── Task material ──

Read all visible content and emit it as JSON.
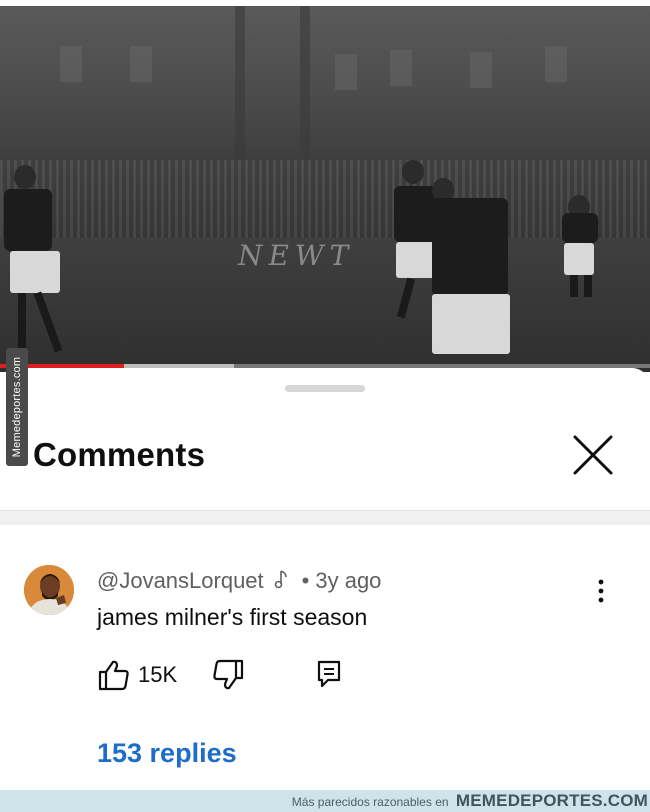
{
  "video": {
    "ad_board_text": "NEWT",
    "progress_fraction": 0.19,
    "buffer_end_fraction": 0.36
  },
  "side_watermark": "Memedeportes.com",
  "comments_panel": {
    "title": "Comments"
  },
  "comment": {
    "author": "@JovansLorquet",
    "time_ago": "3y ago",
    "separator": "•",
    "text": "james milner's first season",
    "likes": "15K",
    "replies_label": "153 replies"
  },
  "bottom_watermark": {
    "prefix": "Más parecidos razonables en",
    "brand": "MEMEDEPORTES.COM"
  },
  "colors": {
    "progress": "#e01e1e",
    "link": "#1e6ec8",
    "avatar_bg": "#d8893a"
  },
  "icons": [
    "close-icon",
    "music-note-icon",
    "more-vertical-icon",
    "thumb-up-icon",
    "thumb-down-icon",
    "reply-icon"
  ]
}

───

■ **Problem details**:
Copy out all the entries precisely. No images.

■ **Exercise response**:
Read all visible content and emit it as JSON.
{
  "video": {
    "ad_board_text": "NEWT",
    "progress_fraction": 0.19,
    "buffer_end_fraction": 0.36
  },
  "side_watermark": "Memedeportes.com",
  "comments_panel": {
    "title": "Comments"
  },
  "comment": {
    "author": "@JovansLorquet",
    "time_ago": "3y ago",
    "separator": "•",
    "text": "james milner's first season",
    "likes": "15K",
    "replies_label": "153 replies"
  },
  "bottom_watermark": {
    "prefix": "Más parecidos razonables en",
    "brand": "MEMEDEPORTES.COM"
  },
  "colors": {
    "progress": "#e01e1e",
    "link": "#1e6ec8",
    "avatar_bg": "#d8893a"
  },
  "icons": [
    "close-icon",
    "music-note-icon",
    "more-vertical-icon",
    "thumb-up-icon",
    "thumb-down-icon",
    "reply-icon"
  ]
}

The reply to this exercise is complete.